Saturday, March 29, 2014
Why have we combined minor league football with a college education?
With all the talk about unionizing college athletes last week, I question why we ever combined sports and education in college. I am not talking about intramural sports nor club sports where the participants generally pay their own way. I am talking about how we have combined minor league NFL and NBA programs with college. For most of us that is the way it has always been.
Granted, a few student athletes get a great education. But this seems to be the exception. Instead the institutions work at perpetuating the myth of the “student athlete” and the only goal is to find a way for the star player to get the minimum passing grade in his classes (which frequently are on a par with high school) and then coddle the athlete so he can retain his athletic eligibility.

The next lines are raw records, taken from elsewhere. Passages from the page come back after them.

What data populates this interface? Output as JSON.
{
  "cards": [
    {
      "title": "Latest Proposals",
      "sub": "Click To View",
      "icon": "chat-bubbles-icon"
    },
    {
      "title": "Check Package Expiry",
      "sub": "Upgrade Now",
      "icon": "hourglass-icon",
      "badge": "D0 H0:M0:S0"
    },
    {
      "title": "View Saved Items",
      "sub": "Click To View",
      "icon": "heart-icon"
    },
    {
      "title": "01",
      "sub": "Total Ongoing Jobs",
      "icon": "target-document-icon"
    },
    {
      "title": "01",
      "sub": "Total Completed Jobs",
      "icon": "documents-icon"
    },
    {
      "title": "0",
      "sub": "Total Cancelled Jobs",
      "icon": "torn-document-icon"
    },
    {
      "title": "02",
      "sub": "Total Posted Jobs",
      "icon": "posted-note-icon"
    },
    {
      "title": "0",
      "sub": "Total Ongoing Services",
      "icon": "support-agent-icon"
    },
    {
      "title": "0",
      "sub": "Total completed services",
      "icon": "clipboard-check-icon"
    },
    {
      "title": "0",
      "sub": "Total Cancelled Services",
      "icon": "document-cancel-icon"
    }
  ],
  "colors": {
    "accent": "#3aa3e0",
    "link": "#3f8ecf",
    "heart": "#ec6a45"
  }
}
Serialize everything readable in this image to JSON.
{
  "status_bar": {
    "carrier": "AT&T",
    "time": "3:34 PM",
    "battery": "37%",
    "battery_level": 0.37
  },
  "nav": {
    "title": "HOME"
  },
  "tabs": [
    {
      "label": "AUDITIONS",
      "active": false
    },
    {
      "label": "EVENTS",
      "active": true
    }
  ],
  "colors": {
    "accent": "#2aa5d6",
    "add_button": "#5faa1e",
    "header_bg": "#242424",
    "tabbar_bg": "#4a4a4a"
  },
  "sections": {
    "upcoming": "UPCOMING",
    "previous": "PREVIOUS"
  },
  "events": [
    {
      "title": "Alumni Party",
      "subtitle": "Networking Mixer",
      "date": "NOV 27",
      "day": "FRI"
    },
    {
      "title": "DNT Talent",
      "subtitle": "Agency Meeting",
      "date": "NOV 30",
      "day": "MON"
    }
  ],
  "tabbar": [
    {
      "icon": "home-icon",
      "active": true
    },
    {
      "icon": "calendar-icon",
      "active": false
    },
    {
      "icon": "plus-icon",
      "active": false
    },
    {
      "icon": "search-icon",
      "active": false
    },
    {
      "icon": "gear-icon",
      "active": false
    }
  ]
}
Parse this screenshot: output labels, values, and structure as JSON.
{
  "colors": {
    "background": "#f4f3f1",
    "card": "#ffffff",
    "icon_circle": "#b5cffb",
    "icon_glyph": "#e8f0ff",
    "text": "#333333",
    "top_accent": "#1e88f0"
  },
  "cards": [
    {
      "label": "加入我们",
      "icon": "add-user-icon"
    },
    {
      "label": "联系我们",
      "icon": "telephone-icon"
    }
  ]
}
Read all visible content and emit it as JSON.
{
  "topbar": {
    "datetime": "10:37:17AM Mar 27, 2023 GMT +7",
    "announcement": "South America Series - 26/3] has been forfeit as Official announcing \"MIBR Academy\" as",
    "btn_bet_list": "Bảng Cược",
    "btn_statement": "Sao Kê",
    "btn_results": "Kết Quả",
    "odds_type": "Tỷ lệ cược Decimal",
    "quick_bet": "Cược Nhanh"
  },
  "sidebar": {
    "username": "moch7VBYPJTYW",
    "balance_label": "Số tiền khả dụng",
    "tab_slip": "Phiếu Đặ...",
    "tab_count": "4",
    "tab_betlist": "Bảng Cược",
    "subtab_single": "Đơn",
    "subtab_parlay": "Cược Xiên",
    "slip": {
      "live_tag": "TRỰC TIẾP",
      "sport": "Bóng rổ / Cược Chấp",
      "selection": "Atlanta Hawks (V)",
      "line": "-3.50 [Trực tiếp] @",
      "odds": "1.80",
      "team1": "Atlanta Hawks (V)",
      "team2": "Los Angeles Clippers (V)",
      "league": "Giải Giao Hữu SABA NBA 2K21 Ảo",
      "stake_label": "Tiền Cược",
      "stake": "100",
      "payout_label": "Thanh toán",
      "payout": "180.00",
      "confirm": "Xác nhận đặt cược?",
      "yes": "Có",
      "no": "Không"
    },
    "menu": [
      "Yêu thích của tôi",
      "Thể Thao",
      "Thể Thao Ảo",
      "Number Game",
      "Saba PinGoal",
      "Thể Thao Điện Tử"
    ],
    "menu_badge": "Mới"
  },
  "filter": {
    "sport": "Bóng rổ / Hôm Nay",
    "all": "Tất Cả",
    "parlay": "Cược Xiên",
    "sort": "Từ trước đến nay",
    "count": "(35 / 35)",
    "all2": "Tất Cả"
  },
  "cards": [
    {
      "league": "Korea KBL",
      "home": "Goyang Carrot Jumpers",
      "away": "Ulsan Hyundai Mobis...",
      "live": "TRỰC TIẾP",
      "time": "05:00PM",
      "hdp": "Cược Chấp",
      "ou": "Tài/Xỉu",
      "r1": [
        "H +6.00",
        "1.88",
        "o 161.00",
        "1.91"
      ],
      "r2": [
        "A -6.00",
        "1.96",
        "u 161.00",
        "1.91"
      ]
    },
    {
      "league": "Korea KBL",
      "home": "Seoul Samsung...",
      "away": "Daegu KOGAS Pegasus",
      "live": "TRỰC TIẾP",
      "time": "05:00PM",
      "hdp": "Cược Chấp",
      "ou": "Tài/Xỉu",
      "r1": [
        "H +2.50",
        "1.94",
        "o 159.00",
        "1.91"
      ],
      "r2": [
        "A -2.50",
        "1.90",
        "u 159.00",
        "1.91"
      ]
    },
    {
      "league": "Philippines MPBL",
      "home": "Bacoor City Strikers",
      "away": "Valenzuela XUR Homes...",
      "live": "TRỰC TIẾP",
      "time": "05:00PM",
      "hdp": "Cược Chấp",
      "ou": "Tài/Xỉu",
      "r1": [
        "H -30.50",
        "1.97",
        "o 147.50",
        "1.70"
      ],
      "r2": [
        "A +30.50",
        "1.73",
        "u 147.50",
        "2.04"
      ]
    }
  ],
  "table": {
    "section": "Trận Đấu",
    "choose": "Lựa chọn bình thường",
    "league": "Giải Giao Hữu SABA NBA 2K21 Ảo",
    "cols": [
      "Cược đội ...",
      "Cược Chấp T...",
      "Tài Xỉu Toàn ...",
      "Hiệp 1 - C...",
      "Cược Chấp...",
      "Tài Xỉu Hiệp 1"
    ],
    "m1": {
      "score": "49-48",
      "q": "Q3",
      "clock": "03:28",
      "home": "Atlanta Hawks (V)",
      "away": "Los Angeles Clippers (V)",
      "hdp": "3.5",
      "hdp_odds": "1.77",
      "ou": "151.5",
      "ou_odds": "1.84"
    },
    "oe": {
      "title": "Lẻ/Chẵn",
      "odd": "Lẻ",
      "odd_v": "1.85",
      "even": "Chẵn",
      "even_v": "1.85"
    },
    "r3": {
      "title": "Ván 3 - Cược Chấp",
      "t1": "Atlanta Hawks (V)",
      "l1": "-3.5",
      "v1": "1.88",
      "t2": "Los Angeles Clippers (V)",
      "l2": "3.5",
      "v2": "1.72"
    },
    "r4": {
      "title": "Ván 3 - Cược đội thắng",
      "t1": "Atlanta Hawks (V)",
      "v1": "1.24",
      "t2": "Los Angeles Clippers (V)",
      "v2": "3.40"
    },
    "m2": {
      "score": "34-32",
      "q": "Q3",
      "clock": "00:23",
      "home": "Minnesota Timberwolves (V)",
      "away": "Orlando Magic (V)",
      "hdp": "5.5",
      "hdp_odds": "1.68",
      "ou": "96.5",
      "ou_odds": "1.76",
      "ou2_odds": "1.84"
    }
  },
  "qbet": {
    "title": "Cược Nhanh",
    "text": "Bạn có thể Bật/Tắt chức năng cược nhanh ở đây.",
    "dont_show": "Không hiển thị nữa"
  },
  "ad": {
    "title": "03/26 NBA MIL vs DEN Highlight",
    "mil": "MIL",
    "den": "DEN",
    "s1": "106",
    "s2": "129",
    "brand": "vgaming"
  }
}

College Football and Basketball are big money – a $16 billion a year business. And every time you have big money, the temptation is to cheat for a bigger share of the pie.
Why not move college sports into separate minor league teams that are loosely affiliated with colleges? The business would receive no financial support and receive none of the revenues of the minor league franchises. That way colleges could concentrate on delivering a great education at a competitive price (I know – you never hear about this second criterion.)
This story about a college football player’s A- final term paper might cause you to question the system we have created.